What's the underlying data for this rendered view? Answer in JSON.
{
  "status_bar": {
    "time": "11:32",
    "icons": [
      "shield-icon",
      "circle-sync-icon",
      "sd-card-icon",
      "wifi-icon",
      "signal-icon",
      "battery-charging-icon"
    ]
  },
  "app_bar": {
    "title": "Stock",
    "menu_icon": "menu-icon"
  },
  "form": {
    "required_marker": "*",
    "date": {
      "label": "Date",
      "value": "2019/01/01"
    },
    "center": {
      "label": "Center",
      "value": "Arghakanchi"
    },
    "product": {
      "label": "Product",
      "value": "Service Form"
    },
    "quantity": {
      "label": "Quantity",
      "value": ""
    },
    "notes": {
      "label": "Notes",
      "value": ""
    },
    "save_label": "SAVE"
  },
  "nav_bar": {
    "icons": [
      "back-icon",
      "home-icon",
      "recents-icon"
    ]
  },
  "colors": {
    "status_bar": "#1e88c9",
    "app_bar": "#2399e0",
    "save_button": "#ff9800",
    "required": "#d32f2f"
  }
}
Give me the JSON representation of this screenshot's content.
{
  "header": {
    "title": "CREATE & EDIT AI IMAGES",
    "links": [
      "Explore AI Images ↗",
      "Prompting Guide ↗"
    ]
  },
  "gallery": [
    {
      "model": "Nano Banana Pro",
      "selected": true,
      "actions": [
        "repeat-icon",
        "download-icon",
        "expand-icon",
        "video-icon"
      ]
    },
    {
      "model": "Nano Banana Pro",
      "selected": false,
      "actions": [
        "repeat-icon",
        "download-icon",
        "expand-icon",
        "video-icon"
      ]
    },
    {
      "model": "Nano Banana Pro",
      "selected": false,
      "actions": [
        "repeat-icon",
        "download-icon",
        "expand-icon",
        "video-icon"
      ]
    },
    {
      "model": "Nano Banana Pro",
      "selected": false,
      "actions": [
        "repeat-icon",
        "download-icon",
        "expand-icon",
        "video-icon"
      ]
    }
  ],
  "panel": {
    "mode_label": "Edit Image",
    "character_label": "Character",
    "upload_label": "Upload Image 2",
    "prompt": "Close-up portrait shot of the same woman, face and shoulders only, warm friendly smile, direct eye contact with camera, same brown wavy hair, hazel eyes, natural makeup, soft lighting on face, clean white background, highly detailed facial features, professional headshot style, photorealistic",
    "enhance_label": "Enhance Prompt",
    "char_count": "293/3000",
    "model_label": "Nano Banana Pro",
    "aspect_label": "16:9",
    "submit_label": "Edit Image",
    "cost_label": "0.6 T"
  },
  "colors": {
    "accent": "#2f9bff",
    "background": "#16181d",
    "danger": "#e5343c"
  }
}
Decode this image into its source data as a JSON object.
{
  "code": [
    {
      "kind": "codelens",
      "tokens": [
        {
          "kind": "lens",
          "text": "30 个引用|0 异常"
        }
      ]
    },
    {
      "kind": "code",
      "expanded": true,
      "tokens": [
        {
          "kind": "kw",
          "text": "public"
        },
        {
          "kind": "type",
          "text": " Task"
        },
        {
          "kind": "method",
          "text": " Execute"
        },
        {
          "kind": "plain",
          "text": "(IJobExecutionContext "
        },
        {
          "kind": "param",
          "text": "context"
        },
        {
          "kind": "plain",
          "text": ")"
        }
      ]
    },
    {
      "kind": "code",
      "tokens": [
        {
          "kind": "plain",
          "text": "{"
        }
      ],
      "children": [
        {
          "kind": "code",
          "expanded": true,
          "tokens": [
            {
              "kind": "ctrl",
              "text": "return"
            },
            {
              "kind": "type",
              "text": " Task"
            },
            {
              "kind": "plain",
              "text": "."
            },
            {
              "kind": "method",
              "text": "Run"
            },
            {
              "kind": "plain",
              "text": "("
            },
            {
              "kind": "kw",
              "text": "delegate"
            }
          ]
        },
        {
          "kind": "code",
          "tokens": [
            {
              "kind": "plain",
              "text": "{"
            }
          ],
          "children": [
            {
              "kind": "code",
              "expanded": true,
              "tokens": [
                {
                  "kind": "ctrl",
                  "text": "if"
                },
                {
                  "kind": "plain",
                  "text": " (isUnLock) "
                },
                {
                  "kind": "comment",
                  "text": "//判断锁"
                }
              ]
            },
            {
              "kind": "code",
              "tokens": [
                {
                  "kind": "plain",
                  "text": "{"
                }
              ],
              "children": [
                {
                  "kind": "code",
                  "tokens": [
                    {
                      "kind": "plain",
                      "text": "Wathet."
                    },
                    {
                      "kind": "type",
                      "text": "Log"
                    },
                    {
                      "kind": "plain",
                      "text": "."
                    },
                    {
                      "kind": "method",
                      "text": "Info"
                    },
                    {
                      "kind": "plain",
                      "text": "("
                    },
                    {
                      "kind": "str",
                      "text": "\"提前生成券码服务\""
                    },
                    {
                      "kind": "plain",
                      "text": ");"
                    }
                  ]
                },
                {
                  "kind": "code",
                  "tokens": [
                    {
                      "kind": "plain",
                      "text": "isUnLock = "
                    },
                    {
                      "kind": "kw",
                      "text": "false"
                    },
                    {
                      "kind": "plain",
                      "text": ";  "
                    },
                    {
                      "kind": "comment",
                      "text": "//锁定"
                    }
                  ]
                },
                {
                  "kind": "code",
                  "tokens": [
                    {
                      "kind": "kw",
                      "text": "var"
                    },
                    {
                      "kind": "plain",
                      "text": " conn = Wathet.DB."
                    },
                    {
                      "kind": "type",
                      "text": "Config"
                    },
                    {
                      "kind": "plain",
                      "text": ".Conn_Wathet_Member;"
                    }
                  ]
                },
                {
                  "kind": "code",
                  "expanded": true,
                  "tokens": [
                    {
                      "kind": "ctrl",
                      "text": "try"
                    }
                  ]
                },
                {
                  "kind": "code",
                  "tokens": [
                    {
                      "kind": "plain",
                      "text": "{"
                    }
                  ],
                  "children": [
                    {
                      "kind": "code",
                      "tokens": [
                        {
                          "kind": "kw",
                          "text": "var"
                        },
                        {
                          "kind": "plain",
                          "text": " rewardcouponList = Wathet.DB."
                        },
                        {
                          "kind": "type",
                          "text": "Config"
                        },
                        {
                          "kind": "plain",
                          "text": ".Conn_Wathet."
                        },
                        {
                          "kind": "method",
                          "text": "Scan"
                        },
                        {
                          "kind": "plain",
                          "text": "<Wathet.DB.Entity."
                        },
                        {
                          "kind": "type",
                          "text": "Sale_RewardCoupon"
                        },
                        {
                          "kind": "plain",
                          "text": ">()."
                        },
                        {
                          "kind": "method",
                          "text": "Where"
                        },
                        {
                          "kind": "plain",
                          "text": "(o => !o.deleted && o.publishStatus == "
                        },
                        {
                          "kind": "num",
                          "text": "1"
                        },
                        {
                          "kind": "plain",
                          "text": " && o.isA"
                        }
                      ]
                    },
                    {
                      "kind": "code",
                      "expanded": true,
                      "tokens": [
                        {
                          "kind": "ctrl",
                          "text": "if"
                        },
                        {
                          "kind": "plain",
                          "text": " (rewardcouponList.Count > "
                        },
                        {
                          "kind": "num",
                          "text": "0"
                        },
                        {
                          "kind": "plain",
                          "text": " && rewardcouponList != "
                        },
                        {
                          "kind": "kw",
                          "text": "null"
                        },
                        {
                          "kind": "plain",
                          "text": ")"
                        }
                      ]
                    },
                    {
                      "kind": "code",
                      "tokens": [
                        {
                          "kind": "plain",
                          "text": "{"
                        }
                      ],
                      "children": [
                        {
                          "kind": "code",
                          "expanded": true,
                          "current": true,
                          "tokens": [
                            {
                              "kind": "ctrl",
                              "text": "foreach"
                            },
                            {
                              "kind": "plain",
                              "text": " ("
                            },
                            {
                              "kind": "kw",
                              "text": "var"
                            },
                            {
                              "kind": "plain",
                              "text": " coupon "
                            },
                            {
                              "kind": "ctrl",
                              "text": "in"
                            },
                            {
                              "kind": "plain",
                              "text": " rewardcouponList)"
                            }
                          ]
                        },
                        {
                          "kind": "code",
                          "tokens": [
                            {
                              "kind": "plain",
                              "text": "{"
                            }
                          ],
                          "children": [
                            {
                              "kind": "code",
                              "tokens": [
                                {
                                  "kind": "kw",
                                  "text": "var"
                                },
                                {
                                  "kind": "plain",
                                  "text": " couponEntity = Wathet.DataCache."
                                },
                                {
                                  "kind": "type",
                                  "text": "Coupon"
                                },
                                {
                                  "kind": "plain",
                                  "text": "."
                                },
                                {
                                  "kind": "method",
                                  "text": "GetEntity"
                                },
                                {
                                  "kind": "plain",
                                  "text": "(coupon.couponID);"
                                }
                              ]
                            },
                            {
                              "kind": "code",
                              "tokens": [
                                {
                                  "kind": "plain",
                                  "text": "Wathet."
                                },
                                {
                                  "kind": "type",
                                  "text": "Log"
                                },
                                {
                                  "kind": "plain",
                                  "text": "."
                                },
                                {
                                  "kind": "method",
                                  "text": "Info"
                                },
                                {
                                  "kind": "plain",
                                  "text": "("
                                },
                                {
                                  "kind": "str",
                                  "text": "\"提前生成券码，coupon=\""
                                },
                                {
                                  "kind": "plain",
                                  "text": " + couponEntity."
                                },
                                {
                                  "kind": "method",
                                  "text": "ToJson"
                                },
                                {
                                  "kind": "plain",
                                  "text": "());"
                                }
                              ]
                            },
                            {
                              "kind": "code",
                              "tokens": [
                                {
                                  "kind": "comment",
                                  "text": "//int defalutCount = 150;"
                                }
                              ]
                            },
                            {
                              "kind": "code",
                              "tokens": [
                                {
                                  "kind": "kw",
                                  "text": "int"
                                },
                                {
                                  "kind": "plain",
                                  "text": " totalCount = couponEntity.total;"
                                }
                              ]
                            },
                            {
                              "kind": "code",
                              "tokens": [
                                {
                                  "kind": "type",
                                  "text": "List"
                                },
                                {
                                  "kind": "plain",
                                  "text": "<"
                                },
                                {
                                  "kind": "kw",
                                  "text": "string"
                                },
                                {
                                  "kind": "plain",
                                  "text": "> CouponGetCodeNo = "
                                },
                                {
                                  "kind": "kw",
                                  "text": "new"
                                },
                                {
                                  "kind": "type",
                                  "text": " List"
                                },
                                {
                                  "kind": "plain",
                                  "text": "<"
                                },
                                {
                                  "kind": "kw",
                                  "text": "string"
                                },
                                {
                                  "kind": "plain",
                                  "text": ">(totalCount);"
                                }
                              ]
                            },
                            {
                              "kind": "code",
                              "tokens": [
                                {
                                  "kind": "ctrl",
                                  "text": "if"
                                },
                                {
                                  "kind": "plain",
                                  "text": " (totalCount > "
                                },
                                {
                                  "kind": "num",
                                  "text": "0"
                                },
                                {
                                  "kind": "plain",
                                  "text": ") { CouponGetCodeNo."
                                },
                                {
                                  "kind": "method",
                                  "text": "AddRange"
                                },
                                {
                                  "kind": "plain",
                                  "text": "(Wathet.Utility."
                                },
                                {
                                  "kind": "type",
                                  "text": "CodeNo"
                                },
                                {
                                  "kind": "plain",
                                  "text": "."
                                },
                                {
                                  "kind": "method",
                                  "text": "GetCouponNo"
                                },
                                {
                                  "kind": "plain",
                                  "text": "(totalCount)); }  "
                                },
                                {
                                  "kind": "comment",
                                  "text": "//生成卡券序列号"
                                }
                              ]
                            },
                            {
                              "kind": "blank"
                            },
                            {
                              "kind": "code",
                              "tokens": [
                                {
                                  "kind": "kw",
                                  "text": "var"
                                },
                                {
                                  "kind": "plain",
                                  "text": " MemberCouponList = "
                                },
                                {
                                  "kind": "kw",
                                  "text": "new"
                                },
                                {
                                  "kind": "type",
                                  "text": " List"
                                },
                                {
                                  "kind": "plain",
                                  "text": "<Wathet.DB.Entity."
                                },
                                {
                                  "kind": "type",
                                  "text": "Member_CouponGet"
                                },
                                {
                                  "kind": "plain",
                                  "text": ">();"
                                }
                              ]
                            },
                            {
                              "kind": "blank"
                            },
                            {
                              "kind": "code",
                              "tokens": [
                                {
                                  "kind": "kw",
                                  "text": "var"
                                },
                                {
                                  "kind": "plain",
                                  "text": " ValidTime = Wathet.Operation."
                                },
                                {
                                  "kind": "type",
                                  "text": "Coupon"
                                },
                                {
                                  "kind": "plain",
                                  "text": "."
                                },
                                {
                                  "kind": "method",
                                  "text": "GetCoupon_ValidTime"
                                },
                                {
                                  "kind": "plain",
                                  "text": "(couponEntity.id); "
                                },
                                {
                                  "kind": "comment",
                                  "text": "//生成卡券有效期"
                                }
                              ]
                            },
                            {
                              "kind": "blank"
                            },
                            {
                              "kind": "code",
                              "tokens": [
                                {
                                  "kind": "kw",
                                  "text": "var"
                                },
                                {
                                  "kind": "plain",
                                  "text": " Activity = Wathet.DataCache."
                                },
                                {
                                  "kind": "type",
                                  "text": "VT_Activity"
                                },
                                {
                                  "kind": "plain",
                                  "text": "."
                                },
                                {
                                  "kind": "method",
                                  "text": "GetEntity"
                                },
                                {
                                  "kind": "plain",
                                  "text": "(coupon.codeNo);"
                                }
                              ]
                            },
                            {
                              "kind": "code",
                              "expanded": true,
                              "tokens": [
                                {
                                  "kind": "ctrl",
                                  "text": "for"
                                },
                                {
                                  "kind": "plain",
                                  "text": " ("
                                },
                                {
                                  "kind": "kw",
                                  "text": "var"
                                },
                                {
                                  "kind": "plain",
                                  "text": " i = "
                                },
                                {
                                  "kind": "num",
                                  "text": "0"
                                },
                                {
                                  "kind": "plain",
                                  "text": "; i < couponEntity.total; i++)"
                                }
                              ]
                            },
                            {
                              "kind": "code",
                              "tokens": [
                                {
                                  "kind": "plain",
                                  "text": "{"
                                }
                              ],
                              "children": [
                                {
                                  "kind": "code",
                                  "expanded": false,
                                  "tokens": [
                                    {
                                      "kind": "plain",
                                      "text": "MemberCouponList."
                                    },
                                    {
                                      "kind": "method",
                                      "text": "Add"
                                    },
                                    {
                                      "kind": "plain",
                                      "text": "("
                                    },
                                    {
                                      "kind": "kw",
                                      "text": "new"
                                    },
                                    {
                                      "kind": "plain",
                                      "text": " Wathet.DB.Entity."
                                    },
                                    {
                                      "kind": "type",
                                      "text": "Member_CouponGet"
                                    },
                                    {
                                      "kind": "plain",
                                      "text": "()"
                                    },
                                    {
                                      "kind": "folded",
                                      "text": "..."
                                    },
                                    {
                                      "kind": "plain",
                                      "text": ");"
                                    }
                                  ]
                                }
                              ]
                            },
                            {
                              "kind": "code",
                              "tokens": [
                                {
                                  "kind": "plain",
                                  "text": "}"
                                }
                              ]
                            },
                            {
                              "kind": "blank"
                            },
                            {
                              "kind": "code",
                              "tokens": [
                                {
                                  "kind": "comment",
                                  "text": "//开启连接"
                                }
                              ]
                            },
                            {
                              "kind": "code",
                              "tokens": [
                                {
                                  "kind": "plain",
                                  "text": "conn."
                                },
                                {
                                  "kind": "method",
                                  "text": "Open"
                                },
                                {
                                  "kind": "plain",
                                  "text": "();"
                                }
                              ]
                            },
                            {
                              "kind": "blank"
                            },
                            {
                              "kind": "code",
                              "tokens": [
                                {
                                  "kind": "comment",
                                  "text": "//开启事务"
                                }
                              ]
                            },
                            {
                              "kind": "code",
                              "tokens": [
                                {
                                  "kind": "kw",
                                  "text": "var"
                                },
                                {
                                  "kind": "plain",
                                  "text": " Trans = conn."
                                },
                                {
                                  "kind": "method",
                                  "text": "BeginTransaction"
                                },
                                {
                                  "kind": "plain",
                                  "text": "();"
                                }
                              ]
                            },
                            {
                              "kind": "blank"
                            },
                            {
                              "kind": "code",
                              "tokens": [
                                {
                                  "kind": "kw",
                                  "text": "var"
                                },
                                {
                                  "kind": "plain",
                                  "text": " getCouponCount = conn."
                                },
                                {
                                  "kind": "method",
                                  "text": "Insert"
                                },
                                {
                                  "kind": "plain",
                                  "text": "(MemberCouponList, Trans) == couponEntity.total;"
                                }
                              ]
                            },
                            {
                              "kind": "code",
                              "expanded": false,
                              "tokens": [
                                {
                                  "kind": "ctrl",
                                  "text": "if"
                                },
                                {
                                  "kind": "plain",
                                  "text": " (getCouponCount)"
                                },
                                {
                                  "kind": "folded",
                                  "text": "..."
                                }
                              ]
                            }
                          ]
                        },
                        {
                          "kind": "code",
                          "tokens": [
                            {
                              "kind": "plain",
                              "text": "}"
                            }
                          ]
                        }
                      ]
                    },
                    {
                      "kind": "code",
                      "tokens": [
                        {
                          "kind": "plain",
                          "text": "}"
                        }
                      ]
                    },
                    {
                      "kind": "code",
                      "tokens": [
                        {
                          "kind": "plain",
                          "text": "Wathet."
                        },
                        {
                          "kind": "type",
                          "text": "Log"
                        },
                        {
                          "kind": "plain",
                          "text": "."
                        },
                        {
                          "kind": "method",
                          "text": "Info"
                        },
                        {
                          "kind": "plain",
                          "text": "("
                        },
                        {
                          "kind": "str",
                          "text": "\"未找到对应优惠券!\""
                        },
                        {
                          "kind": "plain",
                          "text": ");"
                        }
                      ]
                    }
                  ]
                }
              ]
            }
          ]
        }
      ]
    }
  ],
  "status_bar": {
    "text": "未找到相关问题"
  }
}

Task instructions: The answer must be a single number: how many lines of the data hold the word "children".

Answer to this task: 7